Due to technical reasons, we have temporarily removed commenting from our articles. We hope to have this fixed soon. Thank you for your patience. If you are looking to give feedback on our new site, please send it along to feedback@globeandmail.com. If you want to write a letter to the editor, please forward to letters@globeandmail.com.

Welcome to The Globe and Mail’s comment community. This is a space where subscribers can engage with each other and Globe staff. Non-subscribers can read and sort comments but will not be able to engage with them in any way. Click here to subscribe.

If you would like to write a letter to the editor, please forward it to letters@globeandmail.com. Readers can also interact with The Globe on Facebook and Twitter .
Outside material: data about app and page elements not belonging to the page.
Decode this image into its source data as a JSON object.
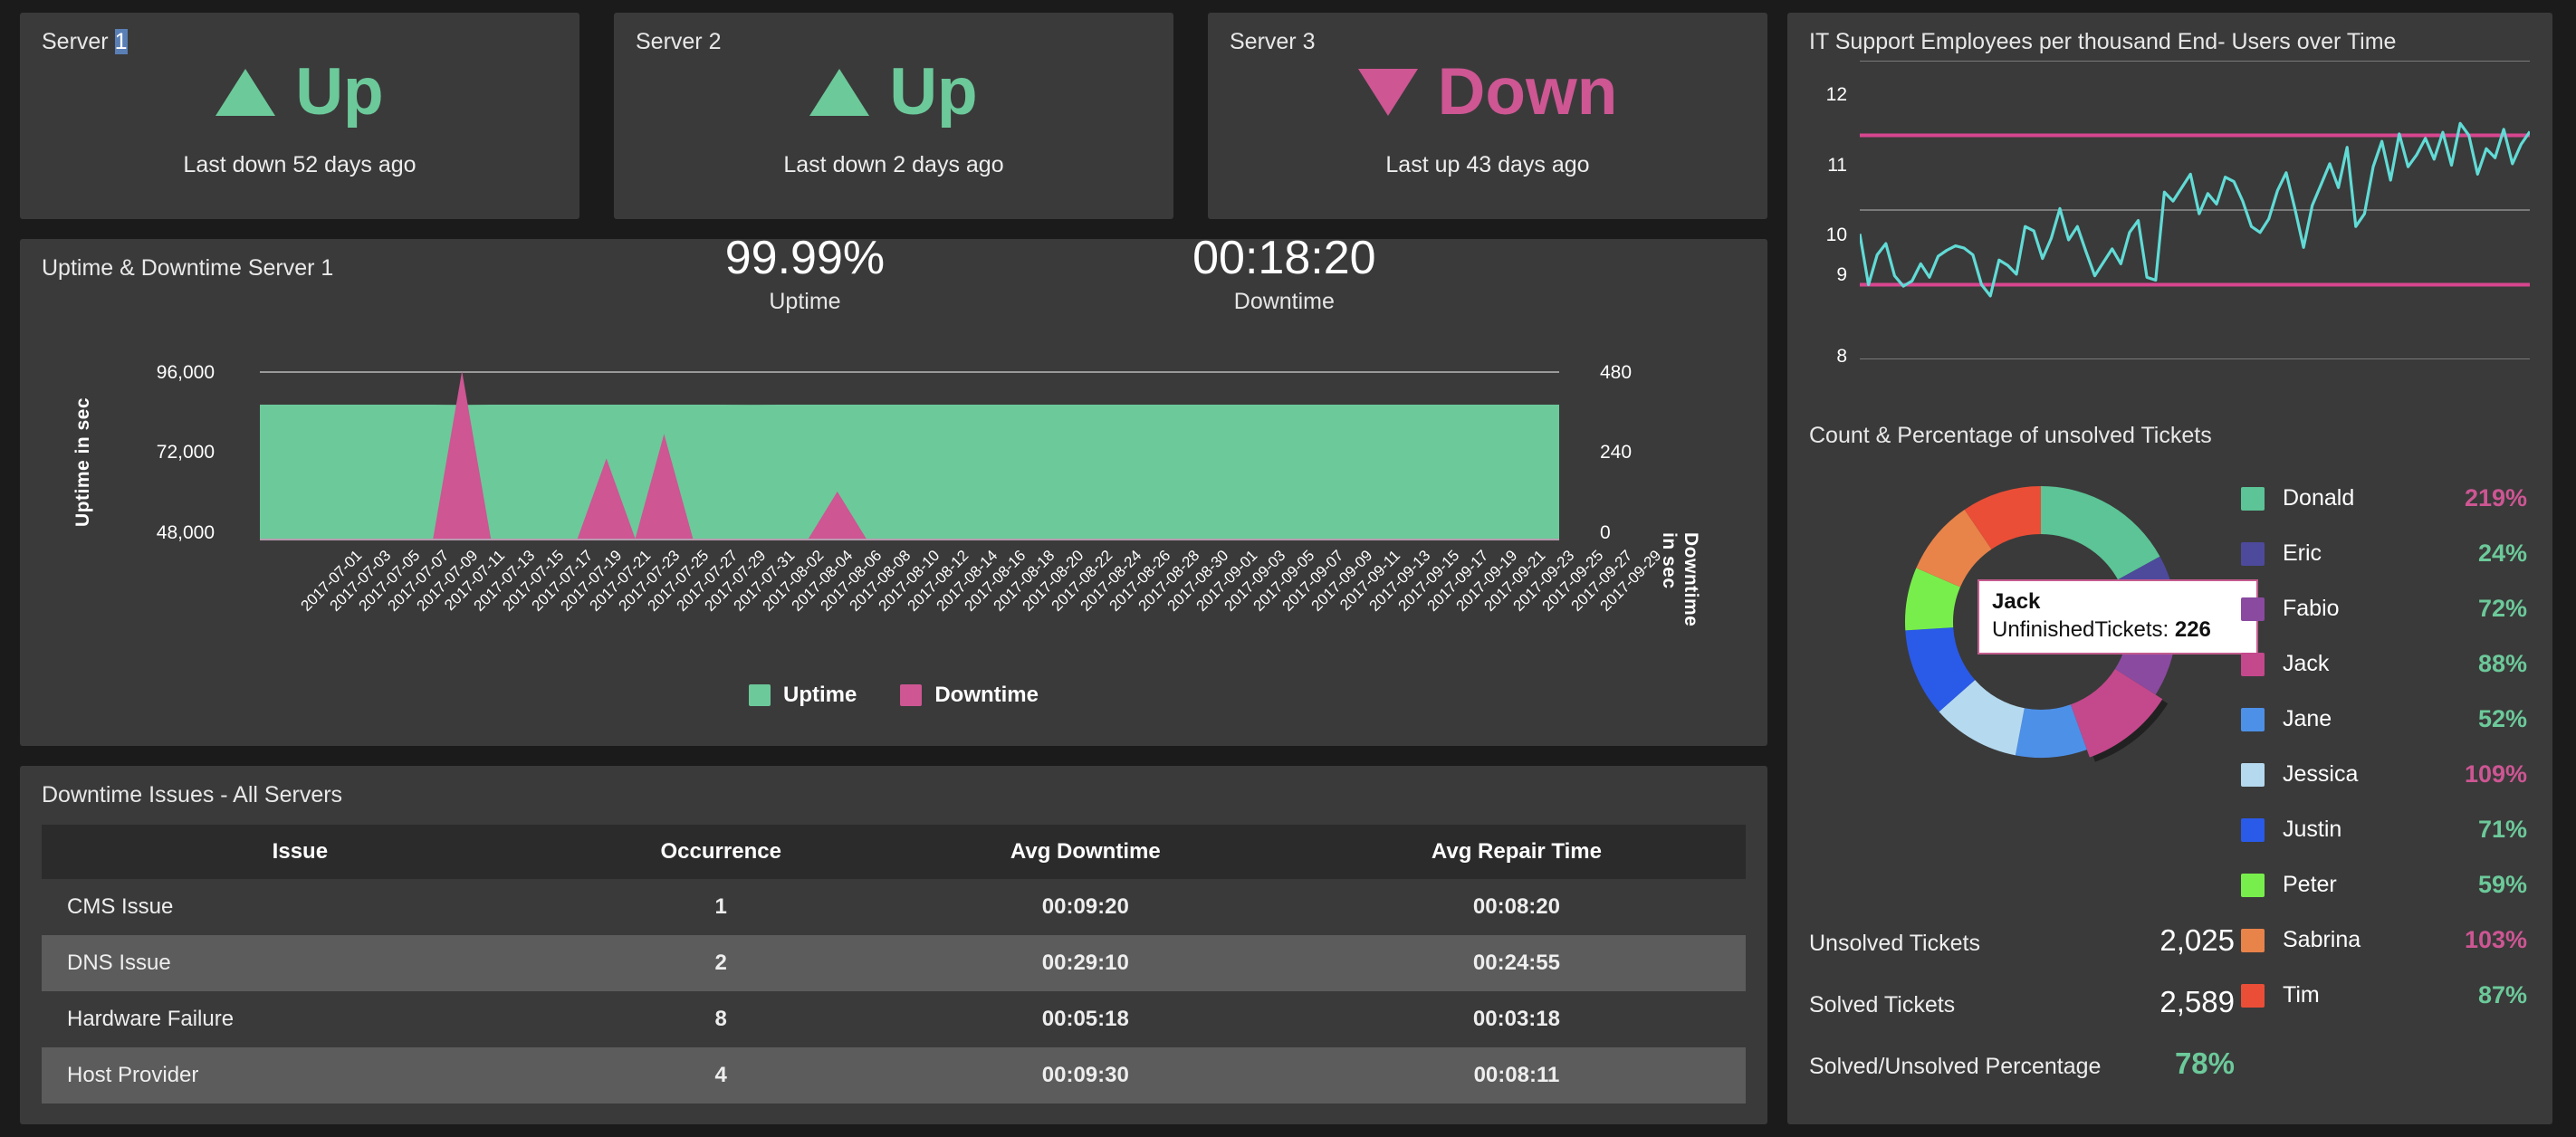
{
  "colors": {
    "up_green": "#6cc99a",
    "down_pink": "#cd5693",
    "page_bg": "#1b1b1b",
    "panel_bg": "#3a3a3a",
    "line_cyan": "#61dbd6",
    "ref_line_pink": "#d8468f"
  },
  "servers": [
    {
      "title": "Server 1",
      "title_pre": "Server ",
      "title_sel": "1",
      "status": "Up",
      "icon": "triangle-up-icon",
      "sub": "Last down 52 days ago"
    },
    {
      "title": "Server 2",
      "title_pre": "Server 2",
      "title_sel": "",
      "status": "Up",
      "icon": "triangle-up-icon",
      "sub": "Last down 2 days ago"
    },
    {
      "title": "Server 3",
      "title_pre": "Server 3",
      "title_sel": "",
      "status": "Down",
      "icon": "triangle-down-icon",
      "sub": "Last up 43 days ago"
    }
  ],
  "uptime_panel": {
    "title": "Uptime & Downtime Server 1",
    "uptime_value": "99.99%",
    "uptime_label": "Uptime",
    "downtime_value": "00:18:20",
    "downtime_label": "Downtime",
    "y_axis_title": "Uptime in sec",
    "y2_axis_title": "Downtime in sec",
    "legend": [
      {
        "label": "Uptime",
        "color": "#6cc99a"
      },
      {
        "label": "Downtime",
        "color": "#cd5693"
      }
    ]
  },
  "table_panel": {
    "title": "Downtime Issues - All Servers",
    "columns": [
      "Issue",
      "Occurrence",
      "Avg Downtime",
      "Avg Repair Time"
    ],
    "rows": [
      {
        "issue": "CMS Issue",
        "occurrence": "1",
        "avg_downtime": "00:09:20",
        "avg_repair": "00:08:20"
      },
      {
        "issue": "DNS Issue",
        "occurrence": "2",
        "avg_downtime": "00:29:10",
        "avg_repair": "00:24:55"
      },
      {
        "issue": "Hardware Failure",
        "occurrence": "8",
        "avg_downtime": "00:05:18",
        "avg_repair": "00:03:18"
      },
      {
        "issue": "Host Provider",
        "occurrence": "4",
        "avg_downtime": "00:09:30",
        "avg_repair": "00:08:11"
      }
    ]
  },
  "right_panel": {
    "line_title": "IT Support Employees per thousand End- Users over Time",
    "donut_title": "Count & Percentage of unsolved Tickets",
    "tooltip": {
      "name": "Jack",
      "metric_label": "UnfinishedTickets:",
      "metric_value": "226"
    },
    "legend": [
      {
        "name": "Donald",
        "pct": "219%",
        "color": "#5cc496",
        "over": true
      },
      {
        "name": "Eric",
        "pct": "24%",
        "color": "#4d4a9c",
        "over": false
      },
      {
        "name": "Fabio",
        "pct": "72%",
        "color": "#8a4aa0",
        "over": false
      },
      {
        "name": "Jack",
        "pct": "88%",
        "color": "#c4488c",
        "over": false
      },
      {
        "name": "Jane",
        "pct": "52%",
        "color": "#4d90e8",
        "over": false
      },
      {
        "name": "Jessica",
        "pct": "109%",
        "color": "#b5d9ef",
        "over": true
      },
      {
        "name": "Justin",
        "pct": "71%",
        "color": "#2a5ae8",
        "over": false
      },
      {
        "name": "Peter",
        "pct": "59%",
        "color": "#78ee4c",
        "over": false
      },
      {
        "name": "Sabrina",
        "pct": "103%",
        "color": "#e8834a",
        "over": true
      },
      {
        "name": "Tim",
        "pct": "87%",
        "color": "#ea4e37",
        "over": false
      }
    ],
    "summary": [
      {
        "label": "Unsolved Tickets",
        "value": "2,025",
        "accent": false
      },
      {
        "label": "Solved Tickets",
        "value": "2,589",
        "accent": false
      },
      {
        "label": "Solved/Unsolved Percentage",
        "value": "78%",
        "accent": true
      }
    ]
  },
  "chart_data": [
    {
      "type": "area",
      "title": "Uptime & Downtime Server 1",
      "xlabel": "",
      "ylabel": "Uptime in sec",
      "y2label": "Downtime in sec",
      "ylim": [
        48000,
        96000
      ],
      "yticks": [
        "96,000",
        "72,000",
        "48,000"
      ],
      "y2lim": [
        0,
        480
      ],
      "y2ticks": [
        "480",
        "240",
        "0"
      ],
      "grid": true,
      "legend_position": "bottom-center",
      "categories": [
        "2017-07-01",
        "2017-07-03",
        "2017-07-05",
        "2017-07-07",
        "2017-07-09",
        "2017-07-11",
        "2017-07-13",
        "2017-07-15",
        "2017-07-17",
        "2017-07-19",
        "2017-07-21",
        "2017-07-23",
        "2017-07-25",
        "2017-07-27",
        "2017-07-29",
        "2017-07-31",
        "2017-08-02",
        "2017-08-04",
        "2017-08-06",
        "2017-08-08",
        "2017-08-10",
        "2017-08-12",
        "2017-08-14",
        "2017-08-16",
        "2017-08-18",
        "2017-08-20",
        "2017-08-22",
        "2017-08-24",
        "2017-08-26",
        "2017-08-28",
        "2017-08-30",
        "2017-09-01",
        "2017-09-03",
        "2017-09-05",
        "2017-09-07",
        "2017-09-09",
        "2017-09-11",
        "2017-09-13",
        "2017-09-15",
        "2017-09-17",
        "2017-09-19",
        "2017-09-21",
        "2017-09-23",
        "2017-09-25",
        "2017-09-27",
        "2017-09-29"
      ],
      "series": [
        {
          "name": "Uptime",
          "color": "#6cc99a",
          "values": [
            86400,
            86400,
            86400,
            86400,
            86400,
            86400,
            86400,
            86350,
            86400,
            86400,
            86400,
            86400,
            86400,
            86400,
            86400,
            86400,
            86400,
            86380,
            86400,
            86400,
            86400,
            86400,
            86400,
            86400,
            86400,
            86400,
            86400,
            86400,
            86400,
            86400,
            86400,
            86400,
            86400,
            86400,
            86400,
            86400,
            86400,
            86400,
            86400,
            86400,
            86400,
            86400,
            86400,
            86400,
            86400,
            86400
          ]
        },
        {
          "name": "Downtime",
          "color": "#cd5693",
          "values": [
            0,
            0,
            0,
            0,
            0,
            0,
            0,
            480,
            0,
            0,
            0,
            0,
            230,
            0,
            300,
            0,
            0,
            0,
            0,
            0,
            135,
            0,
            0,
            0,
            0,
            0,
            0,
            0,
            0,
            0,
            0,
            0,
            0,
            0,
            0,
            0,
            0,
            0,
            0,
            0,
            0,
            0,
            0,
            0,
            0,
            0
          ]
        }
      ]
    },
    {
      "type": "line",
      "title": "IT Support Employees per thousand End- Users over Time",
      "xlabel": "",
      "ylabel": "",
      "ylim": [
        8,
        12
      ],
      "yticks": [
        "12",
        "11",
        "10",
        "9",
        "8"
      ],
      "grid": true,
      "legend_position": "none",
      "reference_lines": [
        {
          "value": 11,
          "color": "#d8468f"
        },
        {
          "value": 9,
          "color": "#d8468f"
        }
      ],
      "series": [
        {
          "name": "IT Support Employees per thousand End-Users",
          "color": "#61dbd6",
          "values": [
            9.68,
            9.0,
            9.4,
            9.55,
            9.12,
            8.98,
            9.05,
            9.28,
            9.1,
            9.38,
            9.46,
            9.52,
            9.49,
            9.4,
            9.0,
            8.85,
            9.33,
            9.26,
            9.14,
            9.78,
            9.72,
            9.35,
            9.62,
            10.02,
            9.6,
            9.78,
            9.44,
            9.12,
            9.3,
            9.48,
            9.28,
            9.7,
            9.86,
            9.1,
            9.06,
            10.24,
            10.12,
            10.3,
            10.48,
            9.95,
            10.22,
            10.08,
            10.44,
            10.38,
            10.12,
            9.78,
            9.7,
            9.88,
            10.26,
            10.5,
            10.02,
            9.5,
            10.06,
            10.34,
            10.62,
            10.3,
            10.84,
            9.78,
            9.95,
            10.58,
            10.92,
            10.4,
            11.02,
            10.58,
            10.74,
            10.96,
            10.68,
            11.04,
            10.6,
            11.16,
            11.0,
            10.48,
            10.82,
            10.7,
            11.08,
            10.62,
            10.88,
            11.05
          ]
        }
      ]
    },
    {
      "type": "pie",
      "title": "Count & Percentage of unsolved Tickets",
      "donut": true,
      "legend_position": "right",
      "labels": [
        "Donald",
        "Eric",
        "Fabio",
        "Jack",
        "Jane",
        "Jessica",
        "Justin",
        "Peter",
        "Sabrina",
        "Tim"
      ],
      "colors": [
        "#5cc496",
        "#4d4a9c",
        "#8a4aa0",
        "#c4488c",
        "#4d90e8",
        "#b5d9ef",
        "#2a5ae8",
        "#78ee4c",
        "#e8834a",
        "#ea4e37"
      ],
      "percentages": [
        219,
        24,
        72,
        88,
        52,
        109,
        71,
        59,
        103,
        87
      ],
      "slice_shares": [
        17.0,
        7.5,
        9.5,
        10.5,
        8.5,
        10.5,
        10.5,
        7.5,
        9.0,
        9.5
      ],
      "highlighted": "Jack",
      "highlighted_value": 226
    }
  ]
}
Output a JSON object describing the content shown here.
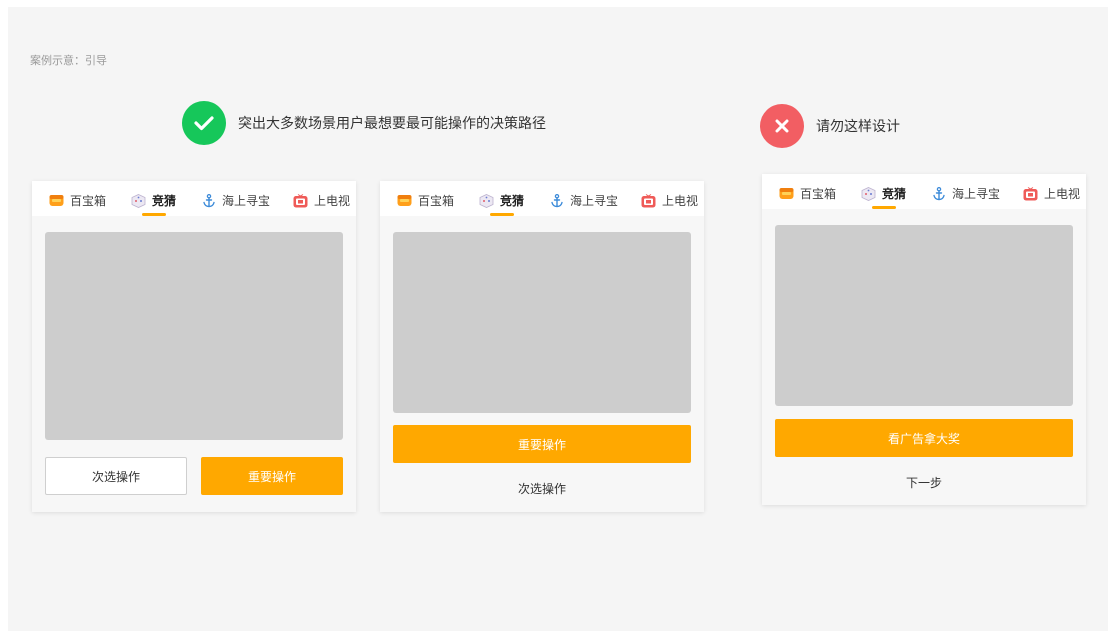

Welcome to The Globe and Mail’s comment community. This is a space where subscribers can engage with each other and Globe staff. Non-subscribers can read and sort comments but will not be able to engage with them in any way. Click here to subscribe.

If you would like to write a letter to the editor, please forward it to letters@globeandmail.com. Readers can also interact with The Globe on Facebook and Twitter .

Welcome to The Globe and Mail’s comment community. This is a space where subscribers can engage with each other and Globe staff.

We aim to create a safe and valuable space for discussion and debate. That means:

  • Treat others as you wish to be treated
  • Criticize ideas, not people
  • Stay on topic
  • Avoid the use of toxic and offensive language
  • Flag bad behaviour

Comments that violate our community guidelines will be removed.

Read our community guidelines here

Discussion loading ...

To view this site properly, enable cookies in your browser. Read our privacy policy to learn more.
How to enable cookies